In the entries below, find every line with the string "Brightness" and copy it.

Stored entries
>>>
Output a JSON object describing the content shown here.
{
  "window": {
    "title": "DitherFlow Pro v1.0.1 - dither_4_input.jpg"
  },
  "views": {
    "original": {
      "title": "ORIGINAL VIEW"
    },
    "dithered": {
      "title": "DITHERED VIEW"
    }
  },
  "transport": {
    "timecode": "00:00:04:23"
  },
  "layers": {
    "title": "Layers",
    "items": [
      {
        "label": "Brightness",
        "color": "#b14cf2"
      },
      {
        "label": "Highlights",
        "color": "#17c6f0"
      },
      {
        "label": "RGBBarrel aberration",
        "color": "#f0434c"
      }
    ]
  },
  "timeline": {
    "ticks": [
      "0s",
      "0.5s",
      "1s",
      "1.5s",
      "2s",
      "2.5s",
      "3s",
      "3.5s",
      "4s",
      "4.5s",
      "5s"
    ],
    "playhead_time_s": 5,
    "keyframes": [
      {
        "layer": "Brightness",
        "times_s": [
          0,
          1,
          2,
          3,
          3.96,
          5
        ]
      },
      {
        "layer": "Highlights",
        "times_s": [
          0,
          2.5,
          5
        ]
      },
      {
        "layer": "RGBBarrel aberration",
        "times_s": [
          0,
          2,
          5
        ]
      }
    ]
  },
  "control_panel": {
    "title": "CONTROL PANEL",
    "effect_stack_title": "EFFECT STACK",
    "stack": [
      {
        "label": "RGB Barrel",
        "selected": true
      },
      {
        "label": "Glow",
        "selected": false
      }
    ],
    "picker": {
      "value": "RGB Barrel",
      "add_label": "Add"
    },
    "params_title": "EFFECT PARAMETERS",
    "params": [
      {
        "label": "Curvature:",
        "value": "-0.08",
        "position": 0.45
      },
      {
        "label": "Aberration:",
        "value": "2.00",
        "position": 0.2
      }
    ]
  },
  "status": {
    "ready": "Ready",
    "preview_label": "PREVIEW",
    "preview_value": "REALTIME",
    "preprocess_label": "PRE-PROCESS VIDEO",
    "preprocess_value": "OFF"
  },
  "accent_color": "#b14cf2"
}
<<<
Written response
        "label": "Brightness",
        "layer": "Brightness",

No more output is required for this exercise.